|Total Pages||: 311|
Download Exploring Greenland Book in PDF, Epub and Kindle
Using newly declassified documents, this book explores why U.S. military leaders after World War II sought to monitor the far north and understand the physical environment of Greenland, a crucial territory of Denmark. It reveals a fascinating yet little-known realm of Cold War intrigue and a delicate diplomatic duet between a smaller state and a superpower amid a time of intense global pressures. Written by scholars in Denmark and the United States, this book explores many compelling topics. What led to the creation of the U.S. Thule Air Base in Greenland, one of the world’s largest, and why did the U.S. build a nuclear-powered city under Greenland’s ice cap? How did Danish concern about sovereignty shape scientific research programs in Greenland? Also explored here: why did Denmark’s most famous scientist, Inge Lehmann, became involved in research in Greenland, and what international reverberations resulted from the crash of a U.S. B-52 bomber carrying four nuclear weapons near Thule in January 1968?
|Author||: Julia Herzberg,Andreas Renner,Ingrid Schierle|
|Publsiher||: Berghahn Books|
|Total Pages||: 348|
Download The Russian Cold Book in PDF, Epub and Kindle
Cold has long been a fixture of Russian identity both within and beyond the borders of Russia and the Soviet Union, even as the ongoing effects of climate change complicate its meaning and cultural salience. The Russian Cold assembles fascinating new contributions from a variety of scholarly traditions, offering new perspectives on how to understand this mainstay of Russian culture and history. In chapters encompassing such diverse topics as polar exploration, the Eastern Front in World War II, and the iconography of hockey, it explores the multiplicity and ambiguity of “cold” in the Russian context and demonstrates the value of environmental-historical research for enriching national and imperial histories.

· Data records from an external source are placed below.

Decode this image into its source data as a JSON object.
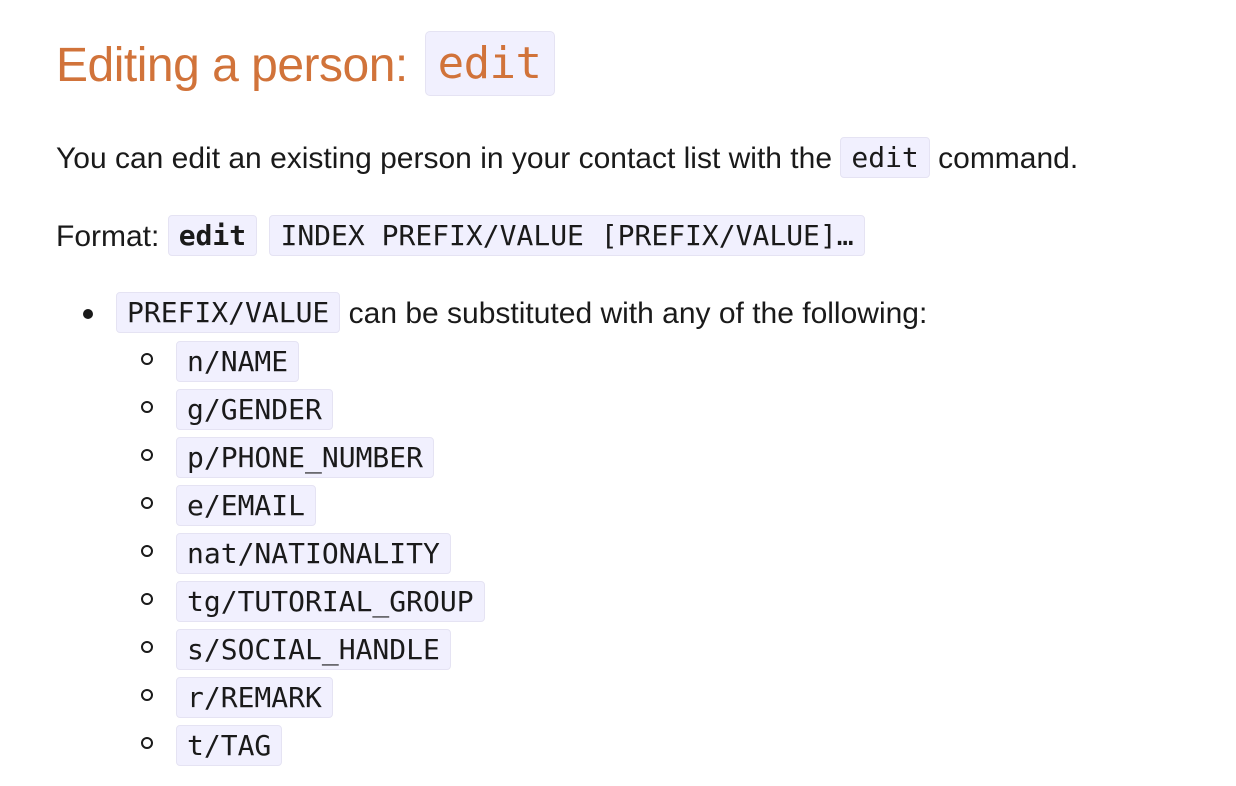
{
  "heading": {
    "text": "Editing a person: ",
    "command": "edit"
  },
  "intro": {
    "before": "You can edit an existing person in your contact list with the ",
    "command": "edit",
    "after": " command."
  },
  "format": {
    "label": "Format: ",
    "command": "edit",
    "args": "INDEX PREFIX/VALUE [PREFIX/VALUE]…"
  },
  "bullet": {
    "code": "PREFIX/VALUE",
    "text": " can be substituted with any of the following:"
  },
  "prefixes": [
    "n/NAME",
    "g/GENDER",
    "p/PHONE_NUMBER",
    "e/EMAIL",
    "nat/NATIONALITY",
    "tg/TUTORIAL_GROUP",
    "s/SOCIAL_HANDLE",
    "r/REMARK",
    "t/TAG"
  ],
  "colors": {
    "heading": "#d1733a",
    "code_background": "#f1f0fe",
    "text": "#1a1a1a"
  }
}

|Author||: MacKenzie Scott MacKenzie|
|Publsiher||: Edinburgh University Press|
|Total Pages||: 520|
|Genre||: Performing Arts|

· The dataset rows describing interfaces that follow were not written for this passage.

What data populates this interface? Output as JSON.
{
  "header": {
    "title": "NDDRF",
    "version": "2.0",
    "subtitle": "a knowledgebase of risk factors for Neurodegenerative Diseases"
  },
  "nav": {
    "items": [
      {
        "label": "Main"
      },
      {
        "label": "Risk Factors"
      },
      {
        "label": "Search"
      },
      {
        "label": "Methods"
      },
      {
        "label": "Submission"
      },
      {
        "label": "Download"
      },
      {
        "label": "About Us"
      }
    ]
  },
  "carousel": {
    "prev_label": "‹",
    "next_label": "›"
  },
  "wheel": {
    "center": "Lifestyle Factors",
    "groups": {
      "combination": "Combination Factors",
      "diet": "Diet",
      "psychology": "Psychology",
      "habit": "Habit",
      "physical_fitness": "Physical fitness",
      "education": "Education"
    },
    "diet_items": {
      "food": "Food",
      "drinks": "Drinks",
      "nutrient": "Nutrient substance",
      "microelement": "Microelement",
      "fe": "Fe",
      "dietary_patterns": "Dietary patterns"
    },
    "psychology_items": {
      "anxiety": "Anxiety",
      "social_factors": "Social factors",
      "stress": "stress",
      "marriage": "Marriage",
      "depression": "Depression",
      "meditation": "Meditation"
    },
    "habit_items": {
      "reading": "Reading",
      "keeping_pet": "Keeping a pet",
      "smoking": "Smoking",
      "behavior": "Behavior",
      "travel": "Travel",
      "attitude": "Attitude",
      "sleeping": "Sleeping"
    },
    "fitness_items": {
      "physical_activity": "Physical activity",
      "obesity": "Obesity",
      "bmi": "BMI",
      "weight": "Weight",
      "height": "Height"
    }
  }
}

Download Films on Ice Book in PDF, Epub and Kindle
The first book to address the vast diversity of Northern circumpolar cinemas from a transnational perspective, Films on Ice: Cinemas of the Arctic presents the region as one of great and previously overlooked cinematic diversity.
|Author||: Klaus Dodds,Mark Nuttall|
|Publsiher||: John Wiley & Sons|
|Total Pages||: 240|
Download The Scramble for the Poles Book in PDF, Epub and Kindle
In August 2007 a Russian flag was planted under the North Pole during a scientific expedition triggering speculation about a new scramble for resources beneath the thawing ice. But is there really a global grab for Polar territory and resources? Or are these activities vastly exaggerated? In this rich and wide-ranging book, Klaus Dodds and Mark Nuttall look behind the headlines and hyperbole to reveal a complex picture of the so-called scramble for the poles. Whilst anxieties over the potential for conflict and the destruction of what is often perceived as the world's last wildernesses have come to dominate Polar debates and are, to some extent, justified, their study also highlights longer historical and geographical patterns and processes of human activity in these remote territories. Over the past century, Polar landscapes have been probed, drilled, fished, tested on and dug up, as their indigenous populations have struggled to protect their rights and interests. No longer remote places, or themselves 'poles apart' from one another, the contemporary geopolitics of the Polar regions has lessons for us all as we confront a warming world where access to resources is a concern for states, big and small.
|Author||: David Armitage,Alison Bashford,Sujit Sivasundaram|
|Publsiher||: Cambridge University Press|
|Total Pages||: 339|
Download Oceanic Histories Book in PDF, Epub and Kindle
Freshly presents world history through its oceans and seas in uniquely wide-ranging, original chapters by leading experts in their fields.